“’We need to stop the focus on percentage savings alone, and change the conversation to driving value’ - nearly every CPO on the planet, 2014-2015.” This neat little piece of satire came courtesy of Joanna Martinez of Supply Chain Advisors LLC, who was speaking on value-driven procurement at Procurement Leaders’ Americas Congress 2016. The faux-quote made me chuckle. It also made me think: right now, when cost-cutting in banking is so rife, how good are the prospects of procurement reaching new levels of maturity?
Back to basics
Major efforts to trim the balance sheets might be seen to risk procurement’s engagement by the business as only a two-dimensional force, employed to contribute little more than cost savings: bad news for ambitious CPOs.
Naturally, examples of the kind of forward thinking, partner-to-the-business transformations we all talk so passionately about do exist, and that’s promising. For others, though, it’s not hard to imagine that the margin squeeze is forcing rather a different focus; RBS, for instance, has accumulated losses of £50bn since the financial crisis. In its move to scale back its investment business and simplify, the Edinburgh-based bank this week announced further cutbacks to add to its so-far four-week long efforts which have seen almost 1,600 jobs lost.

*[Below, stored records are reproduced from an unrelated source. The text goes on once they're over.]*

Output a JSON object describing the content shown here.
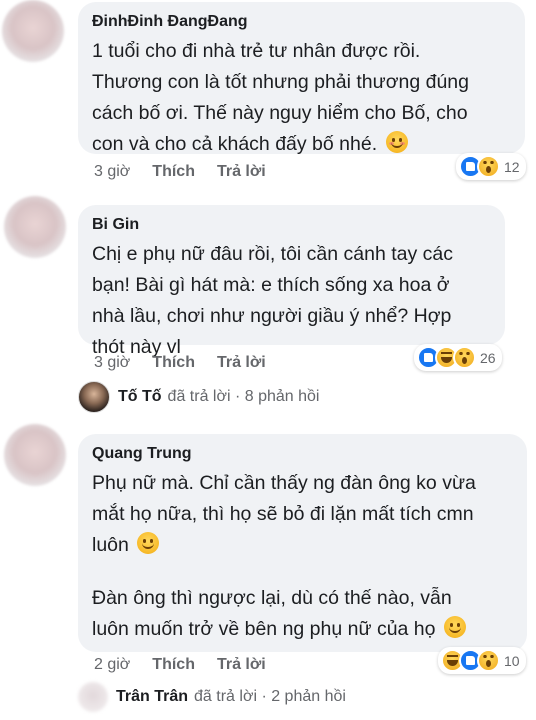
{
  "comments": [
    {
      "author": "ĐinhĐinh ĐangĐang",
      "lines": [
        "1 tuổi cho đi nhà trẻ tư nhân được rồi.",
        "Thương con là tốt nhưng phải thương đúng",
        "cách bố ơi. Thế này nguy hiểm cho Bố, cho",
        "con và cho cả khách đấy bố nhé."
      ],
      "emoji": "smiling-blush-emoji",
      "time": "3 giờ",
      "like": "Thích",
      "reply": "Trả lời",
      "reactions": [
        "like",
        "wow"
      ],
      "reaction_count": "12"
    },
    {
      "author": "Bi Gin",
      "lines": [
        "Chị e phụ nữ đâu rồi, tôi cần cánh tay các",
        "bạn! Bài gì hát mà: e thích sống xa hoa ở",
        "nhà lầu, chơi như người giầu ý nhể? Hợp",
        "thót này vl"
      ],
      "time": "3 giờ",
      "like": "Thích",
      "reply": "Trả lời",
      "reactions": [
        "like",
        "haha",
        "wow"
      ],
      "reaction_count": "26",
      "replies": {
        "name": "Tố Tố",
        "text": "đã trả lời · 8 phản hồi"
      }
    },
    {
      "author": "Quang Trung",
      "paragraph1": [
        "Phụ nữ mà. Chỉ cần thấy ng đàn ông ko vừa",
        "mắt họ nữa, thì họ sẽ bỏ đi lặn mất tích cmn",
        "luôn"
      ],
      "paragraph2": [
        "Đàn ông thì ngược lại, dù có thế nào, vẫn",
        "luôn muốn trở về bên ng phụ nữ của họ"
      ],
      "time": "2 giờ",
      "like": "Thích",
      "reply": "Trả lời",
      "reactions": [
        "haha",
        "like",
        "wow"
      ],
      "reaction_count": "10",
      "replies": {
        "name": "Trân Trân",
        "text": "đã trả lời · 2 phản hồi"
      }
    }
  ],
  "colors": {
    "bubble": "#f0f2f5",
    "meta": "#65676b",
    "like_blue": "#1877f2",
    "emoji_yellow": "#f7b928"
  }
}
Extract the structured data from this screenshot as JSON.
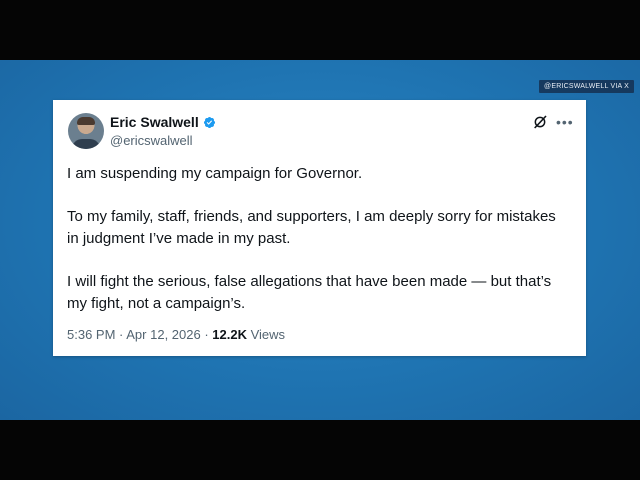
{
  "credit": "@ERICSWALWELL VIA X",
  "author": {
    "name": "Eric Swalwell",
    "handle": "@ericswalwell"
  },
  "tweet": {
    "paragraphs": [
      "I am suspending my campaign for Governor.",
      "To my family, staff, friends, and supporters, I am deeply sorry for mistakes in judgment I’ve made in my past.",
      "I will fight the serious, false allegations that have been made — but that’s my fight, not a campaign’s."
    ]
  },
  "meta": {
    "time": "5:36 PM",
    "sep1": " · ",
    "date": "Apr 12, 2026",
    "sep2": " · ",
    "views_count": "12.2K",
    "views_label": " Views"
  },
  "icons": {
    "verified": "verified-badge-icon",
    "grok": "grok-icon",
    "more": "more-icon"
  },
  "colors": {
    "backdrop": "#1f74b2",
    "verified": "#1d9bf0",
    "text": "#0f1419",
    "secondary": "#536471"
  }
}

The latest cuts mainly affect back-office support and technology staff – roles which will be off-shored to India, however reduced over time as the investment shrinks further – and financial advisors, whose place has been taken by (it turns out, a not so robotic) ‘robo-advice’ service.
It’s not just RBS, though. Despite various initiatives, among the top-ten US and European banks, operating costs actually rose last year, by nearly 3% according to the FT.
Investment banks have taken the biggest hit, especially in Europe, and RBS’ shrinkage activities attest to that. Liquidity remains low, regulatory costs high and interest rates continue to drag somewhere in the region of the floor. As a result, investment banking revenues are set to fall further, by 10% in 2016, with the squeeze gripping Europe the most, with revenues set to shrink by 10% in the region compared to 5% in the US, according to a study released this week by Morgan Stanley and Oliver Wyman.
The reaction to this? The drive towards greater efficiency is only going to deepen in the short to medium term, and Procurement Leaders expects buyers will have to contend with wrapping their arms around more external spend (as we have already begun to see) as a result, as process and technology in the back and middle offices become big outsourcing targets: good news for ambitious CPOs.
Procurement has historically struggled to gain traction in financial institutions, with various factors restricting buyers’ influence to relatively few areas of spend. As they re-emerge from the era of regulatory change, however, financial institutions are being forced to rethink their business models, which means unsustainable levels of inefficiency are set to bring about significant change – the same forces that saw (for instance) contact centres fall under the remit of sourcing and procurement are combining to transform the way management is considering other, previously off-limits and now undifferentiated areas of the banking value chain.
The prospects for change are greatest in respect of infrastructure costs, which, the authors of the Morgan Stanley-Oliver Wyman report assert, represents a $15bn savings opportunity. The scale of this opportunity suggests few organisations have made much progress to date, and that improved performance relies heavily on transforming this cost base. The front-office headcount can only be cut so far, and while many back and middle office processes have long been unattainable, thanks in part to cultures of internal control, opportunities to automate and remove inter-organisational duplication of efforts are beginning to be seized.
Burgeoning demand for external supply chains in areas like Know Your Customer (KYC) and trade processing is there to see, and the recent successes of market infrastructure suppliers like SWIFT, Markit and Broadbridge in these areas will continue to grow as a result. Interviews I have had recently reveal that some firms are waking up to the benefits of a more influential team of professional buyers, associating the need to automate, simplify and streamline with procurement expertise.
Managers will have to make sure their teams strike the right balance of skillsets: technical abilities in the areas of negotiation, competitive bidding and selection make the function the obvious choice to take ownership of some of these new outsourcing targets, however ‘softer’ skills will also be required to manage the transfer of ownership from (potentially) unhappy stakeholders.
This article is a piece of independent writing by a member of Procurement Leaders’ content team.